#### How to complete this task
Your response should be the listing below, repeated exactly and in full.
┏━━
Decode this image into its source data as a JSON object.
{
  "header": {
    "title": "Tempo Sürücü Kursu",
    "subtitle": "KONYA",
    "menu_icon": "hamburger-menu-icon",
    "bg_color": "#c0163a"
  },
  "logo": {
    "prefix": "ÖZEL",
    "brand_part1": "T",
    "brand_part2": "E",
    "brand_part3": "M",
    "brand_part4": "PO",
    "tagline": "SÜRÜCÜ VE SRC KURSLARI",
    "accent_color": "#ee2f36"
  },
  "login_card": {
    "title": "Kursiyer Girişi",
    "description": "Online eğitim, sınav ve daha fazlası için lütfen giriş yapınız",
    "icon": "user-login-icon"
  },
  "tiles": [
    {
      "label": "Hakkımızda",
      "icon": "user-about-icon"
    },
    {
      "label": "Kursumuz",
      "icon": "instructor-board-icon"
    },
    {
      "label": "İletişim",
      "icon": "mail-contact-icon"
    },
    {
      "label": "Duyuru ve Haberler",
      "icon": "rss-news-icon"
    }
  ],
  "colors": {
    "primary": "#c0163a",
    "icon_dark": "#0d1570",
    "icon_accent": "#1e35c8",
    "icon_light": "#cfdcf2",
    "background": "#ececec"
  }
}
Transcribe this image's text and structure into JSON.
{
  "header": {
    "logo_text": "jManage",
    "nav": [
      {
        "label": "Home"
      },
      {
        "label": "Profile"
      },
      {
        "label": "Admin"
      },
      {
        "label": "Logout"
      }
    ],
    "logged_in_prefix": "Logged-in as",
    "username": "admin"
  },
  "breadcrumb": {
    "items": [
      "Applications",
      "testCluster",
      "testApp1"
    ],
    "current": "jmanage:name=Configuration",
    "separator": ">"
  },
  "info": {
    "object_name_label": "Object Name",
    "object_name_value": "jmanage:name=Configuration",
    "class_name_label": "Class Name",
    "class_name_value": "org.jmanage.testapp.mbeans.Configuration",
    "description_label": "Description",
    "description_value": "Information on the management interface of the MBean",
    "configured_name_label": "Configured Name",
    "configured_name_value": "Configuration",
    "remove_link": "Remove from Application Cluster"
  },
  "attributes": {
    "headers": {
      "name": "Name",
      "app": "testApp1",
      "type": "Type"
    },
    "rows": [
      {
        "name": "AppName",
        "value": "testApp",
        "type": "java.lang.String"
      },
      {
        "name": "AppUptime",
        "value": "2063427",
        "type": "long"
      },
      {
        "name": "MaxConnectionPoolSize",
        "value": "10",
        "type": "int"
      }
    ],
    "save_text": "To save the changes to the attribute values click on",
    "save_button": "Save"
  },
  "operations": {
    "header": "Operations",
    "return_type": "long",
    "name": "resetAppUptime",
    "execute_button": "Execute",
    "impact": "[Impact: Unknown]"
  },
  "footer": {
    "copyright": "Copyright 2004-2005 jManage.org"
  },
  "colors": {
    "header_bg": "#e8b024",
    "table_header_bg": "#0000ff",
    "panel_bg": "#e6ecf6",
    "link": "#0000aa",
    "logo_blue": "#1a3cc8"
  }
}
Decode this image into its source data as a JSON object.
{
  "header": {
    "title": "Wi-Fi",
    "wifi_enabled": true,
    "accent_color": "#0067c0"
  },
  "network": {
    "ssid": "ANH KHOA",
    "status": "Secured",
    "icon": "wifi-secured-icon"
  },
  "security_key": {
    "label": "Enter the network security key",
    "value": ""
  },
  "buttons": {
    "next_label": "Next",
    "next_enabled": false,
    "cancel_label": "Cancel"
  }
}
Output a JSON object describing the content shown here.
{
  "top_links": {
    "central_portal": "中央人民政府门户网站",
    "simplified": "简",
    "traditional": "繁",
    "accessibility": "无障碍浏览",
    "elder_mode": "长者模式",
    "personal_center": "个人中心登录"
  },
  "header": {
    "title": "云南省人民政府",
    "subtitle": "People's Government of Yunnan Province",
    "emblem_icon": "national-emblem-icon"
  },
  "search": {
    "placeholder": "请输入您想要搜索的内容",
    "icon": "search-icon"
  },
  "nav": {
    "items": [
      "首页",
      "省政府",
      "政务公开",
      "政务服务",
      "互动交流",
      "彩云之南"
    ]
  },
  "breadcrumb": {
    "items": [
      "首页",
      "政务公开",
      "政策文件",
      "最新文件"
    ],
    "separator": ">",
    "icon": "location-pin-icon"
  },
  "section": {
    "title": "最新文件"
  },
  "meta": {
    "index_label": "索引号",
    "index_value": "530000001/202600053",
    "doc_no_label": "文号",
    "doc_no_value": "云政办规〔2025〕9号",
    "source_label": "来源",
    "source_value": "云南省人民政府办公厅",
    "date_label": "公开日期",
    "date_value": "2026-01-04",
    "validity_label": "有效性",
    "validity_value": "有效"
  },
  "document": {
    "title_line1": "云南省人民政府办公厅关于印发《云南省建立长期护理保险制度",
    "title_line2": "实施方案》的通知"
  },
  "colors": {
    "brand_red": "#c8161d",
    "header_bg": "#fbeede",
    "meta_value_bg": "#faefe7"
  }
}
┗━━
#### Answer below
Decode this image into its source data as a JSON object.
{
  "header": {
    "title": "Tempo Sürücü Kursu",
    "subtitle": "KONYA",
    "menu_icon": "hamburger-menu-icon",
    "bg_color": "#c0163a"
  },
  "logo": {
    "prefix": "ÖZEL",
    "brand_part1": "T",
    "brand_part2": "E",
    "brand_part3": "M",
    "brand_part4": "PO",
    "tagline": "SÜRÜCÜ VE SRC KURSLARI",
    "accent_color": "#ee2f36"
  },
  "login_card": {
    "title": "Kursiyer Girişi",
    "description": "Online eğitim, sınav ve daha fazlası için lütfen giriş yapınız",
    "icon": "user-login-icon"
  },
  "tiles": [
    {
      "label": "Hakkımızda",
      "icon": "user-about-icon"
    },
    {
      "label": "Kursumuz",
      "icon": "instructor-board-icon"
    },
    {
      "label": "İletişim",
      "icon": "mail-contact-icon"
    },
    {
      "label": "Duyuru ve Haberler",
      "icon": "rss-news-icon"
    }
  ],
  "colors": {
    "primary": "#c0163a",
    "icon_dark": "#0d1570",
    "icon_accent": "#1e35c8",
    "icon_light": "#cfdcf2",
    "background": "#ececec"
  }
}
Transcribe this image's text and structure into JSON.
{
  "header": {
    "logo_text": "jManage",
    "nav": [
      {
        "label": "Home"
      },
      {
        "label": "Profile"
      },
      {
        "label": "Admin"
      },
      {
        "label": "Logout"
      }
    ],
    "logged_in_prefix": "Logged-in as",
    "username": "admin"
  },
  "breadcrumb": {
    "items": [
      "Applications",
      "testCluster",
      "testApp1"
    ],
    "current": "jmanage:name=Configuration",
    "separator": ">"
  },
  "info": {
    "object_name_label": "Object Name",
    "object_name_value": "jmanage:name=Configuration",
    "class_name_label": "Class Name",
    "class_name_value": "org.jmanage.testapp.mbeans.Configuration",
    "description_label": "Description",
    "description_value": "Information on the management interface of the MBean",
    "configured_name_label": "Configured Name",
    "configured_name_value": "Configuration",
    "remove_link": "Remove from Application Cluster"
  },
  "attributes": {
    "headers": {
      "name": "Name",
      "app": "testApp1",
      "type": "Type"
    },
    "rows": [
      {
        "name": "AppName",
        "value": "testApp",
        "type": "java.lang.String"
      },
      {
        "name": "AppUptime",
        "value": "2063427",
        "type": "long"
      },
      {
        "name": "MaxConnectionPoolSize",
        "value": "10",
        "type": "int"
      }
    ],
    "save_text": "To save the changes to the attribute values click on",
    "save_button": "Save"
  },
  "operations": {
    "header": "Operations",
    "return_type": "long",
    "name": "resetAppUptime",
    "execute_button": "Execute",
    "impact": "[Impact: Unknown]"
  },
  "footer": {
    "copyright": "Copyright 2004-2005 jManage.org"
  },
  "colors": {
    "header_bg": "#e8b024",
    "table_header_bg": "#0000ff",
    "panel_bg": "#e6ecf6",
    "link": "#0000aa",
    "logo_blue": "#1a3cc8"
  }
}
Decode this image into its source data as a JSON object.
{
  "header": {
    "title": "Wi-Fi",
    "wifi_enabled": true,
    "accent_color": "#0067c0"
  },
  "network": {
    "ssid": "ANH KHOA",
    "status": "Secured",
    "icon": "wifi-secured-icon"
  },
  "security_key": {
    "label": "Enter the network security key",
    "value": ""
  },
  "buttons": {
    "next_label": "Next",
    "next_enabled": false,
    "cancel_label": "Cancel"
  }
}
Output a JSON object describing the content shown here.
{
  "top_links": {
    "central_portal": "中央人民政府门户网站",
    "simplified": "简",
    "traditional": "繁",
    "accessibility": "无障碍浏览",
    "elder_mode": "长者模式",
    "personal_center": "个人中心登录"
  },
  "header": {
    "title": "云南省人民政府",
    "subtitle": "People's Government of Yunnan Province",
    "emblem_icon": "national-emblem-icon"
  },
  "search": {
    "placeholder": "请输入您想要搜索的内容",
    "icon": "search-icon"
  },
  "nav": {
    "items": [
      "首页",
      "省政府",
      "政务公开",
      "政务服务",
      "互动交流",
      "彩云之南"
    ]
  },
  "breadcrumb": {
    "items": [
      "首页",
      "政务公开",
      "政策文件",
      "最新文件"
    ],
    "separator": ">",
    "icon": "location-pin-icon"
  },
  "section": {
    "title": "最新文件"
  },
  "meta": {
    "index_label": "索引号",
    "index_value": "530000001/202600053",
    "doc_no_label": "文号",
    "doc_no_value": "云政办规〔2025〕9号",
    "source_label": "来源",
    "source_value": "云南省人民政府办公厅",
    "date_label": "公开日期",
    "date_value": "2026-01-04",
    "validity_label": "有效性",
    "validity_value": "有效"
  },
  "document": {
    "title_line1": "云南省人民政府办公厅关于印发《云南省建立长期护理保险制度",
    "title_line2": "实施方案》的通知"
  },
  "colors": {
    "brand_red": "#c8161d",
    "header_bg": "#fbeede",
    "meta_value_bg": "#faefe7"
  }
}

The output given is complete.